What to do when your horse has inappetence

Horses are athletes and just like humans, they are required to maintain top condition in order to perform successfully. In striving to achieve high levels of athletic performance, horses are exposed to a variety of stress factors. Quite often horses in hard training develop stress-induced appetite reduction.

As you continue to train your horses they will become fitter and a sudden increase in workload can sometimes cause changes in appetite. When competing on a regular basis, these horses might lose energy, condition, the ability to perform to expectation and to recover quickly from exercise.

While these fussy eaters might drive you crazy, it’s important to establish why they are refusing to eat. There are many factors that can cause poor appetite in horses. It is best to determine the underlying cause, as issues such as poor dental health, stress, pain, illness and digestive conditions can significantly affect the welfare of your horse.

Dental Checks

Annual dental visits are essential. Sharp points can form on the molars, which damage the horse’s tongue and cheeks. Aged horses or those with poor mouth conformation may require more regular maintenance.

The Stress Factor

Stress is a common cause of inappetence. It’s important to allow visual/physical contact when stabling and, if possible, house your horse with compatible companions. Remember that horses are social animals. Travel, competition and intense physical training are other stressors that may decrease appetite.

Digestive Issues

Digestive conditions are extremely common in performance horses, especially racehorses. Equine Gastric Ulcer Syndrome (EGUS) can be very painful due to lesions on the stomach lining. Hindgut imbalances resulting in a decrease in pH can also cause abdominal discomfort. In these situations, often adjustments in feeding and management practices are required to improve gut health.

Quality Feed

All feed should be of good quality, fresh and clean. Old, mouldy forage and feedstuff will be unpalatable to your horse. Some feed ingredients such as amino acids and minerals have a yucky taste. Finicky eaters will also be sensitive to changes in their feed. It is best to gradually introduce a new feed or supplement and you may need to add something tasty to mask the new smell/taste.

Stimulating Appetite

If you have ruled out these factors as a cause for your horse’s inappetence, an appetite stimulant could prove effective in encouraging food consumption.

AppeTITE is a highly palatable, cherry flavoured liquid that stimulates hunger and encourages eating when horses are off their feed. AppeTITE can be used daily to improve eating habits or can be used strategically for horses off their feed.

AppeTITEs concentrated level of B vitamins stimulates the hunger reflex in the horse making him want to eat and look for food.
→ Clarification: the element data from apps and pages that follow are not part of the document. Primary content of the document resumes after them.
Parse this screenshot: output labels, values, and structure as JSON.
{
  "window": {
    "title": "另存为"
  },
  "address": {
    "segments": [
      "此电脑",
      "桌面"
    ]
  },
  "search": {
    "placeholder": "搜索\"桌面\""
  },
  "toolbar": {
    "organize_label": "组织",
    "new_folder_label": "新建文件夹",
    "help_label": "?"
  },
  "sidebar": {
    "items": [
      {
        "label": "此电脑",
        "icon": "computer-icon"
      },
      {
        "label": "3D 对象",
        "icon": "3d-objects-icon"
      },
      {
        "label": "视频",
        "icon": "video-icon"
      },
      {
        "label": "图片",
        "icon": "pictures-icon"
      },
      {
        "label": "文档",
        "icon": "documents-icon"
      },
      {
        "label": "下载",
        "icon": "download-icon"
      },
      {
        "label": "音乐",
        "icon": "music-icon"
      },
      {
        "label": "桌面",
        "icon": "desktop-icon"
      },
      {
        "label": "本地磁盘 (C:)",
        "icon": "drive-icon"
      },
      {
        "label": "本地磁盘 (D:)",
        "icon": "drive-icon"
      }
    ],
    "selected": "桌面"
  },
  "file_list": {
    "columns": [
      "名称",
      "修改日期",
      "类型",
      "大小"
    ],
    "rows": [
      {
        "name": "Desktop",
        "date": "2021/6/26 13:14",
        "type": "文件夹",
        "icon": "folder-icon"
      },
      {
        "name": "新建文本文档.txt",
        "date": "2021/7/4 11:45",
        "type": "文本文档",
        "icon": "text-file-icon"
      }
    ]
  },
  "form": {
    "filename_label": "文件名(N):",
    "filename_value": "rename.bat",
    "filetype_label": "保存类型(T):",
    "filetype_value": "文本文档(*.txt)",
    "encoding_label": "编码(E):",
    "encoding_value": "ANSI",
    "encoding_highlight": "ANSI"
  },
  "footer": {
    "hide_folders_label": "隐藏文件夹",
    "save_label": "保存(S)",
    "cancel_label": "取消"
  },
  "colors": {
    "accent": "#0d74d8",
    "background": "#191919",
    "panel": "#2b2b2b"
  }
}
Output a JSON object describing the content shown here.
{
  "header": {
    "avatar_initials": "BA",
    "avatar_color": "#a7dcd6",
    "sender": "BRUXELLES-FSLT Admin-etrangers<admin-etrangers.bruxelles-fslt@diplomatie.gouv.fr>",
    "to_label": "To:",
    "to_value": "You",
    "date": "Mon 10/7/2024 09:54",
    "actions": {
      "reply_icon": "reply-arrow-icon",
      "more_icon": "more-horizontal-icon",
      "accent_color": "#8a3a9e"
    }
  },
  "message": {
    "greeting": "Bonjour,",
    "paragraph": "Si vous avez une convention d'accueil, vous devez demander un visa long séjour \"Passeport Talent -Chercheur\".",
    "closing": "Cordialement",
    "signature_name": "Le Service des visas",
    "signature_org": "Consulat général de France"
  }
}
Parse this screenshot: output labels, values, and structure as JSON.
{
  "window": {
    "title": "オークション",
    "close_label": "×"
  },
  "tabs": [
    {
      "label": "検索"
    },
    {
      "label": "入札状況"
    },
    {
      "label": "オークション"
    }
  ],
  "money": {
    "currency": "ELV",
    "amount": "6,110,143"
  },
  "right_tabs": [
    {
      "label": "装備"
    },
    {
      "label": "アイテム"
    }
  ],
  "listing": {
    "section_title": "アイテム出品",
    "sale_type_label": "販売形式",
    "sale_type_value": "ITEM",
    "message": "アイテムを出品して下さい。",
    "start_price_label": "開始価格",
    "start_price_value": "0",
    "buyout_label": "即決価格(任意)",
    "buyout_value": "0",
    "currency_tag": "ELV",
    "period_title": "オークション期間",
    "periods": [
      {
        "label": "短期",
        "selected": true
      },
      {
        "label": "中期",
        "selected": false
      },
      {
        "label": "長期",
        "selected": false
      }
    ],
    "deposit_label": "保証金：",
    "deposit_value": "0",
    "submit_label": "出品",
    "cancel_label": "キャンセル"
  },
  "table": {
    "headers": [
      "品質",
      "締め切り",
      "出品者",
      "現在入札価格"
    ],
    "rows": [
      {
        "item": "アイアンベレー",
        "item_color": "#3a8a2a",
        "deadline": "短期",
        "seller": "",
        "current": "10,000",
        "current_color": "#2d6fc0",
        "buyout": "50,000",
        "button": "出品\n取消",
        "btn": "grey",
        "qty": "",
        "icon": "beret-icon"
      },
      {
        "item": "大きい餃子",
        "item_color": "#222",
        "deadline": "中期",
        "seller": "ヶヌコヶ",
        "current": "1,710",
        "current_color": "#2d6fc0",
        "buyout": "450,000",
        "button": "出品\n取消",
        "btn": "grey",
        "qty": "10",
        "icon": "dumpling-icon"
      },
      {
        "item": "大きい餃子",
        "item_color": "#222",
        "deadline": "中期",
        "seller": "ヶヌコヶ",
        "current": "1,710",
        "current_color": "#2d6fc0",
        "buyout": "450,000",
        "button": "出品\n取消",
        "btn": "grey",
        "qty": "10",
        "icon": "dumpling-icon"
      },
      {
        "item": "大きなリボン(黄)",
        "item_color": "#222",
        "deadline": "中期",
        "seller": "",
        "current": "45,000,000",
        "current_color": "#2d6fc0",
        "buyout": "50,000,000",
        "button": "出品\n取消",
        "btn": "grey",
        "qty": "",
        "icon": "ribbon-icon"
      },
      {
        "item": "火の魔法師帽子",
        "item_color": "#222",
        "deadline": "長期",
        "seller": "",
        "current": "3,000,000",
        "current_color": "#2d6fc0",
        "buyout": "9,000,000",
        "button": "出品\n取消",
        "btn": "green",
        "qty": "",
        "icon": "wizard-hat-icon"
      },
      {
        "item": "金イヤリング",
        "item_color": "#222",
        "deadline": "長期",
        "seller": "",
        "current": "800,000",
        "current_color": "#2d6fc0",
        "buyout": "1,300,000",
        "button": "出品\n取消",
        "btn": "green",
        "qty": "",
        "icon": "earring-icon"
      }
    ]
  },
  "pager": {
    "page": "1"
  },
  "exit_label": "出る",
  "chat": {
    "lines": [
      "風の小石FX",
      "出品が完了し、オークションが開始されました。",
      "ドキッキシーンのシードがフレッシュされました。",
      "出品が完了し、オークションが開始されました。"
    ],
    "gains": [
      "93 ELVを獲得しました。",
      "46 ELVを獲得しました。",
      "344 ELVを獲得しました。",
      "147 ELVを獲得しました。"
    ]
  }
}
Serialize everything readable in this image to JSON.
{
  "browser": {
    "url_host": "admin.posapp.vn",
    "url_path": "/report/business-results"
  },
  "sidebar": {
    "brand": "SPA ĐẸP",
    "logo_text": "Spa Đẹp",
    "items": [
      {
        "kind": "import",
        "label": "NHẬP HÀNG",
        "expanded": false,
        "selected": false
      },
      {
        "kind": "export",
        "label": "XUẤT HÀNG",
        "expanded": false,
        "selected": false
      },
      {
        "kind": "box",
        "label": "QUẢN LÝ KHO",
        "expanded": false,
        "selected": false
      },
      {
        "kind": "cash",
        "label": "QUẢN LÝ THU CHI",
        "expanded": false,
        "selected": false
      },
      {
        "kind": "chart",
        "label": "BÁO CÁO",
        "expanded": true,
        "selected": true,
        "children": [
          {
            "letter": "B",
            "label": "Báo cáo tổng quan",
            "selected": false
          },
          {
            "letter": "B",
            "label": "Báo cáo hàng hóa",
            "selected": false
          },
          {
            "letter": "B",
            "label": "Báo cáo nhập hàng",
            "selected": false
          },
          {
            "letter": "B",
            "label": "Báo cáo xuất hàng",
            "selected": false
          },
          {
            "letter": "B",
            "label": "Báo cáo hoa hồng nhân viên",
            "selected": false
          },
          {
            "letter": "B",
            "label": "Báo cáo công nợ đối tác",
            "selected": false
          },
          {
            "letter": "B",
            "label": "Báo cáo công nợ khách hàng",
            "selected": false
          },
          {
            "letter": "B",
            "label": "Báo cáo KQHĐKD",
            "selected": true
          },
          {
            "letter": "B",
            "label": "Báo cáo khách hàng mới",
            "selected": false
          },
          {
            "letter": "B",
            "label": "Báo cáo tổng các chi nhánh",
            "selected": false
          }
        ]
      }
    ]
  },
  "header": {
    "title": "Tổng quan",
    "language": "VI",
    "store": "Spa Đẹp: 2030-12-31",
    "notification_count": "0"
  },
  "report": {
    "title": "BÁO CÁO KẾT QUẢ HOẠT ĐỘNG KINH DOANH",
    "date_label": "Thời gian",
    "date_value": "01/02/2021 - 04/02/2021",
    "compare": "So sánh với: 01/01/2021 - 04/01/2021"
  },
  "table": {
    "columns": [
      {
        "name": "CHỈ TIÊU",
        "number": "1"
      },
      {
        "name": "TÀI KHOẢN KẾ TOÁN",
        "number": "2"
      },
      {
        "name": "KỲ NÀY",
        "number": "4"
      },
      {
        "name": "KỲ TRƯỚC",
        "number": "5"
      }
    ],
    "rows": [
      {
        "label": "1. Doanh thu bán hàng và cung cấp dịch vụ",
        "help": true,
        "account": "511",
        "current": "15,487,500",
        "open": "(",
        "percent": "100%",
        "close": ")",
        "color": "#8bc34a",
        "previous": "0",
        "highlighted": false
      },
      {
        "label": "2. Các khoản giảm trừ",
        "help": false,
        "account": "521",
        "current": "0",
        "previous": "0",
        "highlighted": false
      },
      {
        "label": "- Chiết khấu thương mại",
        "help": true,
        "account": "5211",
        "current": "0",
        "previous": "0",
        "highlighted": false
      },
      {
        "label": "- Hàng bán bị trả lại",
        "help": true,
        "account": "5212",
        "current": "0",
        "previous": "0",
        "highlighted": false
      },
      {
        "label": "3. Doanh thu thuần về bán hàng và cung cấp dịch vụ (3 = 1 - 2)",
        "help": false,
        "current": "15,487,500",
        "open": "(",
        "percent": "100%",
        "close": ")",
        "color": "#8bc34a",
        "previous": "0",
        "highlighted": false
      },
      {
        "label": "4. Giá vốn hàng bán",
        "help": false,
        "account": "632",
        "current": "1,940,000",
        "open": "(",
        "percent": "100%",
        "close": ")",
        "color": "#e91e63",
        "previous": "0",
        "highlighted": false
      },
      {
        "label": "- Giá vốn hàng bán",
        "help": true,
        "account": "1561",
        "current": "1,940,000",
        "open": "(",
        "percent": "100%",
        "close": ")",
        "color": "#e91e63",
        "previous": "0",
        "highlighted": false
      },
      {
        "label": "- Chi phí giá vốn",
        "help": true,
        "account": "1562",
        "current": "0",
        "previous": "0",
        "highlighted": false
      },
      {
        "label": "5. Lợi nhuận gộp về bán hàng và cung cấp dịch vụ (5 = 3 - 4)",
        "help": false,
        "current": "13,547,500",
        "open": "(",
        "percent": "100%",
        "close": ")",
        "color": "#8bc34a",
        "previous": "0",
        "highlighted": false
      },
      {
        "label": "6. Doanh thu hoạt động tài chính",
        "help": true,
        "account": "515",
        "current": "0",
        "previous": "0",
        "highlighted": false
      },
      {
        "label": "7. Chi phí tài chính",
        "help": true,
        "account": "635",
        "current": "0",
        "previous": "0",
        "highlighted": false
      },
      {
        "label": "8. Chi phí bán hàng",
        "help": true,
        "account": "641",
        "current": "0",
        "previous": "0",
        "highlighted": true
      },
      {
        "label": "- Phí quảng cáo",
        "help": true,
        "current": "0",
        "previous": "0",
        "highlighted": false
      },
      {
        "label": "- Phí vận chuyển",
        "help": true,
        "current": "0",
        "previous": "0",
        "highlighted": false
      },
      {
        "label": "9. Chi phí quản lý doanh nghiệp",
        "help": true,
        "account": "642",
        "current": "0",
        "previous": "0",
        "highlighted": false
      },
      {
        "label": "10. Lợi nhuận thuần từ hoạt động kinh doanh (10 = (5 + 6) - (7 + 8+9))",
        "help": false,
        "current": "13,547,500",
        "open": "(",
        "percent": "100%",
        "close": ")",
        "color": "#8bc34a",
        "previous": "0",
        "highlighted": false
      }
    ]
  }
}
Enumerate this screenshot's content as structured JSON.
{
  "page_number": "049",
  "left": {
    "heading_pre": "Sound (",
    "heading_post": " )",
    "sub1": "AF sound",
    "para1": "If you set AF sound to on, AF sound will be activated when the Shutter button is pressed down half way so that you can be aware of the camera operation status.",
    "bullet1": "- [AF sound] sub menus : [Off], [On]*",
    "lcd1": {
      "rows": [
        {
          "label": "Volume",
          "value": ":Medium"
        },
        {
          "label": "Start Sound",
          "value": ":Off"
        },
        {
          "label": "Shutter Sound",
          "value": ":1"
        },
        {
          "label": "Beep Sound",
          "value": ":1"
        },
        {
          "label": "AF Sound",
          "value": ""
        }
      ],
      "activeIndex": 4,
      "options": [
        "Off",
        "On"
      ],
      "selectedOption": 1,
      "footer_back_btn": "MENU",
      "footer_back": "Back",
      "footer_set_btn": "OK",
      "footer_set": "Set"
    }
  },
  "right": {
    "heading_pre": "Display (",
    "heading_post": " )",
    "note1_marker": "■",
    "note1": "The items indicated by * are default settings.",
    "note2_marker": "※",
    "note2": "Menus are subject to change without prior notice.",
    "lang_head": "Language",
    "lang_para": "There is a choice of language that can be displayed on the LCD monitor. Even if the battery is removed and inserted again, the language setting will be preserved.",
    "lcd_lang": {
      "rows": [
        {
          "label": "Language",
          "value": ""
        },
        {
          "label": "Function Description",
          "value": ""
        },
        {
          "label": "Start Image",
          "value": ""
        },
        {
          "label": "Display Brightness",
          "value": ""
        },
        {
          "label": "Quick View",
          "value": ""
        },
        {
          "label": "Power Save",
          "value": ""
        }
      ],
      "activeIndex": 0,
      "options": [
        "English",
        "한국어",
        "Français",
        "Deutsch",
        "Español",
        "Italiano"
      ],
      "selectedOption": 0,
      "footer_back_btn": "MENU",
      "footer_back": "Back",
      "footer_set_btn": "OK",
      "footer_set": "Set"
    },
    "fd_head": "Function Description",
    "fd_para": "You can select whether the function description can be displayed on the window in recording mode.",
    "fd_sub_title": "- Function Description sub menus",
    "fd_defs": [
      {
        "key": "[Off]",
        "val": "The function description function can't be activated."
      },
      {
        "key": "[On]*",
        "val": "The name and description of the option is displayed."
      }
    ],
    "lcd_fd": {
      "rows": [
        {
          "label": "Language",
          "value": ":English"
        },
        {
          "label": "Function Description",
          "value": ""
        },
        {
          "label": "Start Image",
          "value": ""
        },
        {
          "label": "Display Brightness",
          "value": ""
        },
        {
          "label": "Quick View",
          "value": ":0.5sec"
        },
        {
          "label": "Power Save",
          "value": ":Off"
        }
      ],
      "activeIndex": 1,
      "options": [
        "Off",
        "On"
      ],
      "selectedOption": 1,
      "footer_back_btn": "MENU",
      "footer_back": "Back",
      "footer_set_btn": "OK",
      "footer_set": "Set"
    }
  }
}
It is slightly acidic which causes the horse to lick and produce saliva, stimulating him to eat.

AppeTITE is ideal for performance horses and is especially effective for horses on a high grain/low forage diet. Maintaining appetite ensures the horse has the required energy for competition and can maintain body condition during times of stress.

Features and Benefits

  • Improves horses’ eating habits
  • Easy to use liquid form
  • Highly palatable cherry flavour
  • Can be used daily
  • Healthy appetite, healthy horse!

 

If your horse’s appetite doesn’t improve, please consult your veterinarian.

You should discuss potential reasons for poor appetite with your vet. Many illnesses are accompanied by a refusal to eat. Performing blood tests to evaluate organ function can help rule out an underlying infection.

 

Want to find out more? Head over to the AppeTITE page, get in touch on 1800 KELATO or email technical@kelato.com.au